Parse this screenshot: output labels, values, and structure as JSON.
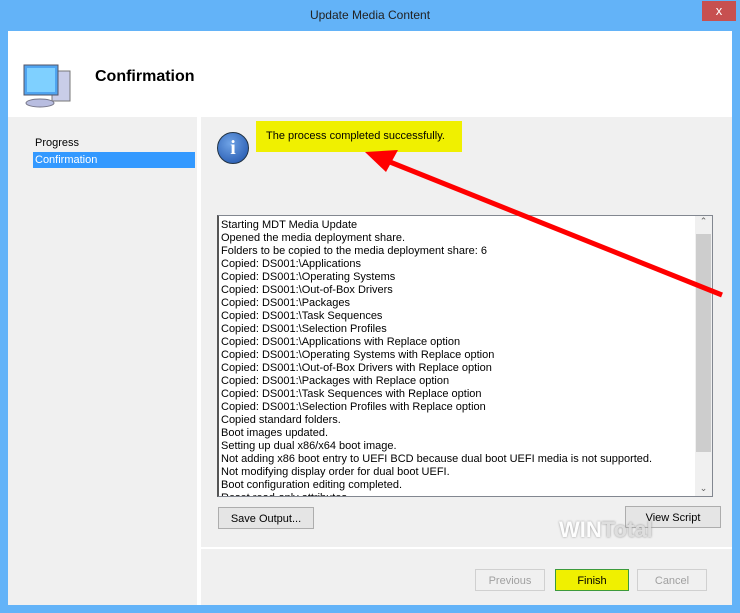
{
  "window": {
    "title": "Update Media Content",
    "close_label": "x"
  },
  "header": {
    "title": "Confirmation",
    "icon": "computer-icon"
  },
  "sidebar": {
    "items": [
      {
        "label": "Progress"
      },
      {
        "label": "Confirmation",
        "selected": true
      }
    ]
  },
  "status": {
    "icon": "info-icon",
    "message": "The process completed successfully.",
    "highlight": "#f0f000"
  },
  "log": {
    "lines": [
      "Starting MDT Media Update",
      "Opened the media deployment share.",
      "Folders to be copied to the media deployment share: 6",
      "Copied: DS001:\\Applications",
      "Copied: DS001:\\Operating Systems",
      "Copied: DS001:\\Out-of-Box Drivers",
      "Copied: DS001:\\Packages",
      "Copied: DS001:\\Task Sequences",
      "Copied: DS001:\\Selection Profiles",
      "Copied: DS001:\\Applications with Replace option",
      "Copied: DS001:\\Operating Systems with Replace option",
      "Copied: DS001:\\Out-of-Box Drivers with Replace option",
      "Copied: DS001:\\Packages with Replace option",
      "Copied: DS001:\\Task Sequences with Replace option",
      "Copied: DS001:\\Selection Profiles with Replace option",
      "Copied standard folders.",
      "Boot images updated.",
      "Setting up dual x86/x64 boot image.",
      "Not adding x86 boot entry to UEFI BCD because dual boot UEFI media is not supported.",
      "Not modifying display order for dual boot UEFI.",
      "Boot configuration editing completed.",
      "Reset read-only attributes"
    ]
  },
  "buttons": {
    "save_output": "Save Output...",
    "view_script": "View Script",
    "previous": "Previous",
    "finish": "Finish",
    "cancel": "Cancel"
  },
  "watermark": "WIN Total",
  "colors": {
    "titlebar": "#63b3f8",
    "arrow": "#ff0000",
    "selection": "#3399ff"
  }
}
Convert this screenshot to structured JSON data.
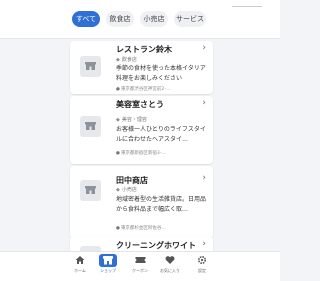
{
  "tabs": [
    {
      "label": "すべて",
      "active": true
    },
    {
      "label": "飲食店",
      "active": false
    },
    {
      "label": "小売店",
      "active": false
    },
    {
      "label": "サービス",
      "active": false
    }
  ],
  "shops": [
    {
      "name": "レストラン鈴木",
      "category": "飲食店",
      "description": "季節の食材を使った本格イタリア料理をお楽しみください",
      "address": "東京都渋谷区神宮前2-…"
    },
    {
      "name": "美容室さとう",
      "category": "美容・理容",
      "description": "お客様一人ひとりのライフスタイルに合わせたヘアスタイ…",
      "address": "東京都新宿区新宿3-…"
    },
    {
      "name": "田中商店",
      "category": "小売店",
      "description": "地域密着型の生活雑貨店。日用品から食料品まで幅広く取…",
      "address": "東京都杉並区阿佐谷…"
    },
    {
      "name": "クリーニングホワイト"
    }
  ],
  "bottom_nav": [
    {
      "label": "ホーム",
      "icon": "home-icon",
      "active": false
    },
    {
      "label": "ショップ",
      "icon": "shop-icon",
      "active": true
    },
    {
      "label": "クーポン",
      "icon": "coupon-icon",
      "active": false
    },
    {
      "label": "お気に入り",
      "icon": "heart-icon",
      "active": false
    },
    {
      "label": "設定",
      "icon": "gear-icon",
      "active": false
    }
  ],
  "colors": {
    "accent": "#2f6fd6",
    "background": "#f3f4f7"
  }
}
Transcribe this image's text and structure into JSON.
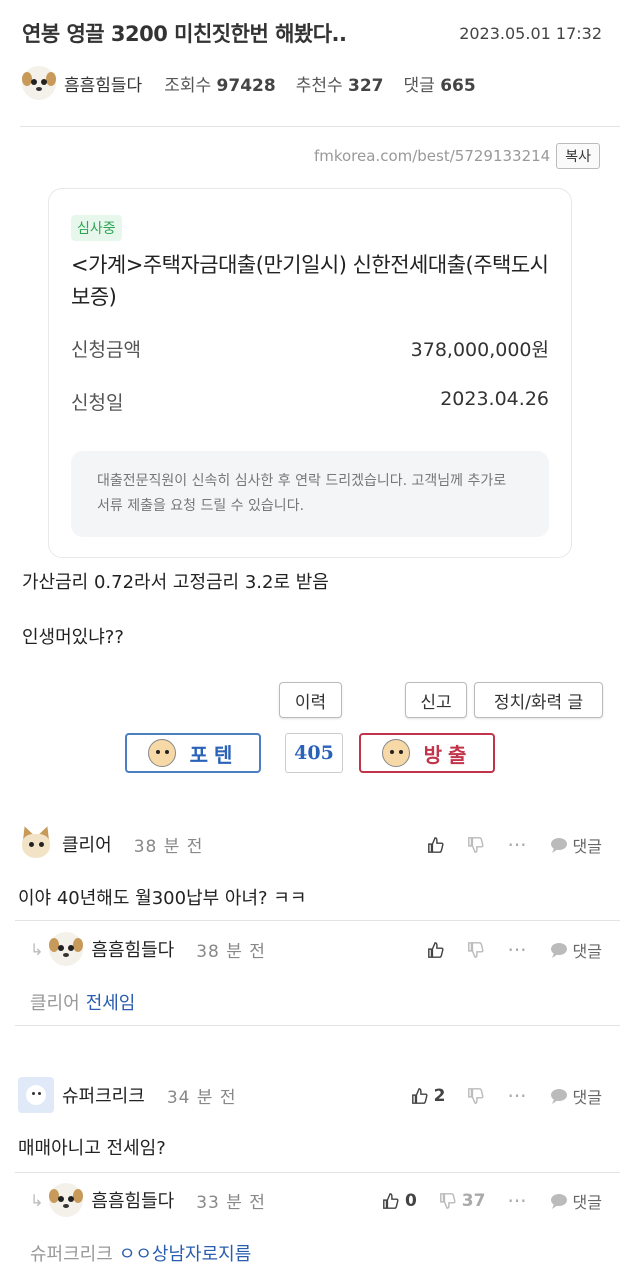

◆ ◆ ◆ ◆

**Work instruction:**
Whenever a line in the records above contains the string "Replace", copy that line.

**Result:**
      "Copied: DS001:\\Applications with Replace option",
      "Copied: DS001:\\Operating Systems with Replace option",
      "Copied: DS001:\\Out-of-Box Drivers with Replace option",
      "Copied: DS001:\\Packages with Replace option",
      "Copied: DS001:\\Task Sequences with Replace option",
      "Copied: DS001:\\Selection Profiles with Replace option",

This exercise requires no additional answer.